Each record below should be returned word for word, with no pictures included.

[Excerpts from an interface dataset]
== Segment start ==
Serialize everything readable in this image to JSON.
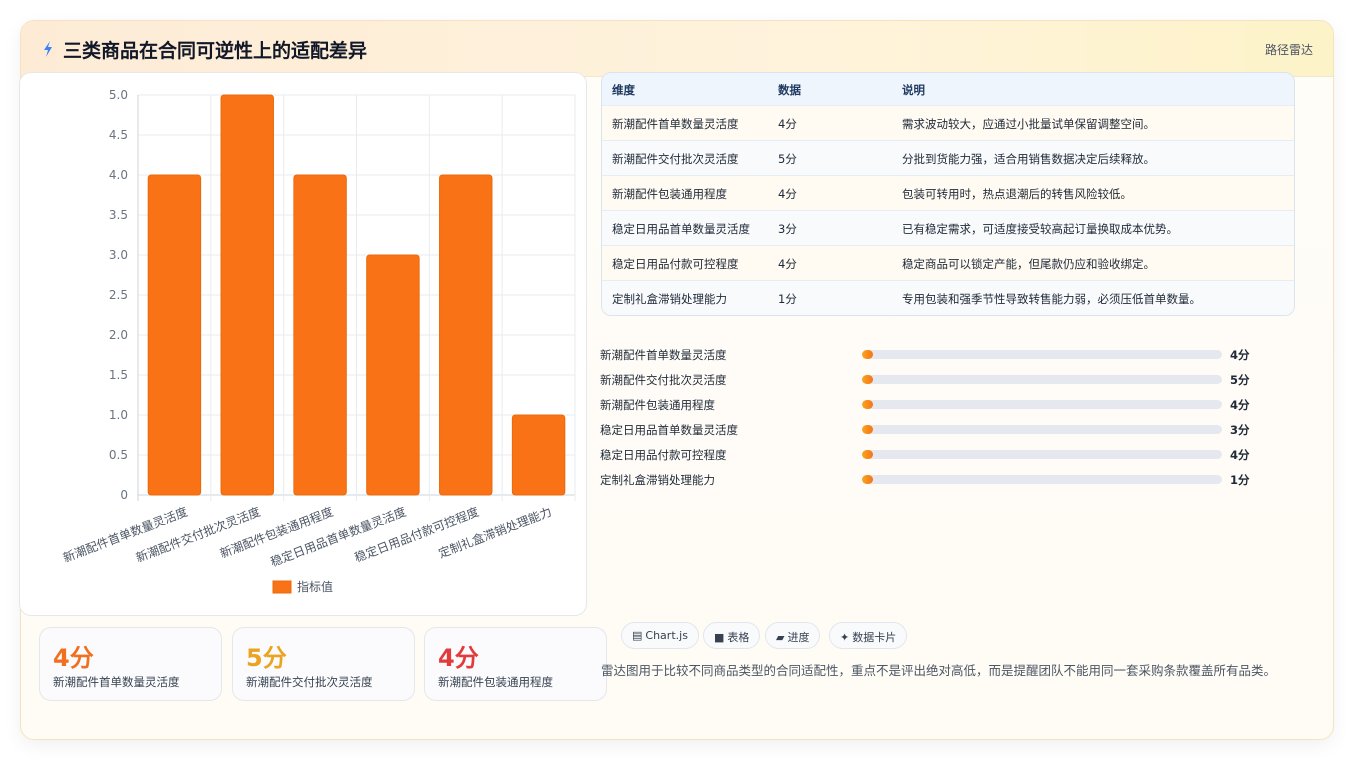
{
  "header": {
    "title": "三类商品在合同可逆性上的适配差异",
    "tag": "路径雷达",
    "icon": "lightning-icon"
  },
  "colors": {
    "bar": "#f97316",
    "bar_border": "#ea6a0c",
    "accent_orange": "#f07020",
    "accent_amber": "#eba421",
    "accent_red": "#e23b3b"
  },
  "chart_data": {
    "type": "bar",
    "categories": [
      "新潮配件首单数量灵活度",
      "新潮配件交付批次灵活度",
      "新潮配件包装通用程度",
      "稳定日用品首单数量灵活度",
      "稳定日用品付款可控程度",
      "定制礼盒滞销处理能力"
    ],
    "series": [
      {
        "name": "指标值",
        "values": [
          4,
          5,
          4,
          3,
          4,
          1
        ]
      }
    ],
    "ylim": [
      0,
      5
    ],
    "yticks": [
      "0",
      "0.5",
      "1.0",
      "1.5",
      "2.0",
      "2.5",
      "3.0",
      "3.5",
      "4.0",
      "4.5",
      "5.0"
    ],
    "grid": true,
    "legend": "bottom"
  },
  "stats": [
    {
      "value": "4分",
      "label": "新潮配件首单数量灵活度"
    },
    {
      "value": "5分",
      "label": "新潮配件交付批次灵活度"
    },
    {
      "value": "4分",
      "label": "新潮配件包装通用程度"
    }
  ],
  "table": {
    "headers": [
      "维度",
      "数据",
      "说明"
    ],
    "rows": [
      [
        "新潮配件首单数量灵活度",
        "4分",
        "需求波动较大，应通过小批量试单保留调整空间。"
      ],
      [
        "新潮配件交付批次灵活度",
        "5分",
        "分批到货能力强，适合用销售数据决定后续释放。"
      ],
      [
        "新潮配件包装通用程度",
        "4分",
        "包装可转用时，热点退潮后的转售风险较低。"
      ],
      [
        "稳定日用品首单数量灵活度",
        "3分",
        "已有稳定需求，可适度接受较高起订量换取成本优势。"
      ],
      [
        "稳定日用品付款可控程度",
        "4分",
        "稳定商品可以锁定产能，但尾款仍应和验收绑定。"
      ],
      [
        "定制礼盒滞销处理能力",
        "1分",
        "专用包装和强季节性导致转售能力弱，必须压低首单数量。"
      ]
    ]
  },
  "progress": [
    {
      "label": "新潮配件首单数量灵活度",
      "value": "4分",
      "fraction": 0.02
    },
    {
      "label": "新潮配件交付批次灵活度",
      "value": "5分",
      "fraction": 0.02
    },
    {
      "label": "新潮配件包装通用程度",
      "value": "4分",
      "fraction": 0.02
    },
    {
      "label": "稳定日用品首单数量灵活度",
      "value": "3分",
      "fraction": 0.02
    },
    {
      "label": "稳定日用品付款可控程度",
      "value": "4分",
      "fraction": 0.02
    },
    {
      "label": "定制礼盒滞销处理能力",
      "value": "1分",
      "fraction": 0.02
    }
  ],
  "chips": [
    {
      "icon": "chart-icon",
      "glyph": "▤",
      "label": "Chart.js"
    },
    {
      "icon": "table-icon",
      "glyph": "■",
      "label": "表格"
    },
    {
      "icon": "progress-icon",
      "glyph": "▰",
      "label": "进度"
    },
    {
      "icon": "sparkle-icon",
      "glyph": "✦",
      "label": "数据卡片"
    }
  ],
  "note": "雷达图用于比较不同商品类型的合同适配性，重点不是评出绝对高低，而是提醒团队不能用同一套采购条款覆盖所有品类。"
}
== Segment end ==
▶ _Response below_:
Serialize everything readable in this image to JSON.
{
  "header": {
    "title": "三类商品在合同可逆性上的适配差异",
    "tag": "路径雷达",
    "icon": "lightning-icon"
  },
  "colors": {
    "bar": "#f97316",
    "bar_border": "#ea6a0c",
    "accent_orange": "#f07020",
    "accent_amber": "#eba421",
    "accent_red": "#e23b3b"
  },
  "chart_data": {
    "type": "bar",
    "categories": [
      "新潮配件首单数量灵活度",
      "新潮配件交付批次灵活度",
      "新潮配件包装通用程度",
      "稳定日用品首单数量灵活度",
      "稳定日用品付款可控程度",
      "定制礼盒滞销处理能力"
    ],
    "series": [
      {
        "name": "指标值",
        "values": [
          4,
          5,
          4,
          3,
          4,
          1
        ]
      }
    ],
    "ylim": [
      0,
      5
    ],
    "yticks": [
      "0",
      "0.5",
      "1.0",
      "1.5",
      "2.0",
      "2.5",
      "3.0",
      "3.5",
      "4.0",
      "4.5",
      "5.0"
    ],
    "grid": true,
    "legend": "bottom"
  },
  "stats": [
    {
      "value": "4分",
      "label": "新潮配件首单数量灵活度"
    },
    {
      "value": "5分",
      "label": "新潮配件交付批次灵活度"
    },
    {
      "value": "4分",
      "label": "新潮配件包装通用程度"
    }
  ],
  "table": {
    "headers": [
      "维度",
      "数据",
      "说明"
    ],
    "rows": [
      [
        "新潮配件首单数量灵活度",
        "4分",
        "需求波动较大，应通过小批量试单保留调整空间。"
      ],
      [
        "新潮配件交付批次灵活度",
        "5分",
        "分批到货能力强，适合用销售数据决定后续释放。"
      ],
      [
        "新潮配件包装通用程度",
        "4分",
        "包装可转用时，热点退潮后的转售风险较低。"
      ],
      [
        "稳定日用品首单数量灵活度",
        "3分",
        "已有稳定需求，可适度接受较高起订量换取成本优势。"
      ],
      [
        "稳定日用品付款可控程度",
        "4分",
        "稳定商品可以锁定产能，但尾款仍应和验收绑定。"
      ],
      [
        "定制礼盒滞销处理能力",
        "1分",
        "专用包装和强季节性导致转售能力弱，必须压低首单数量。"
      ]
    ]
  },
  "progress": [
    {
      "label": "新潮配件首单数量灵活度",
      "value": "4分",
      "fraction": 0.02
    },
    {
      "label": "新潮配件交付批次灵活度",
      "value": "5分",
      "fraction": 0.02
    },
    {
      "label": "新潮配件包装通用程度",
      "value": "4分",
      "fraction": 0.02
    },
    {
      "label": "稳定日用品首单数量灵活度",
      "value": "3分",
      "fraction": 0.02
    },
    {
      "label": "稳定日用品付款可控程度",
      "value": "4分",
      "fraction": 0.02
    },
    {
      "label": "定制礼盒滞销处理能力",
      "value": "1分",
      "fraction": 0.02
    }
  ],
  "chips": [
    {
      "icon": "chart-icon",
      "glyph": "▤",
      "label": "Chart.js"
    },
    {
      "icon": "table-icon",
      "glyph": "■",
      "label": "表格"
    },
    {
      "icon": "progress-icon",
      "glyph": "▰",
      "label": "进度"
    },
    {
      "icon": "sparkle-icon",
      "glyph": "✦",
      "label": "数据卡片"
    }
  ],
  "note": "雷达图用于比较不同商品类型的合同适配性，重点不是评出绝对高低，而是提醒团队不能用同一套采购条款覆盖所有品类。"
}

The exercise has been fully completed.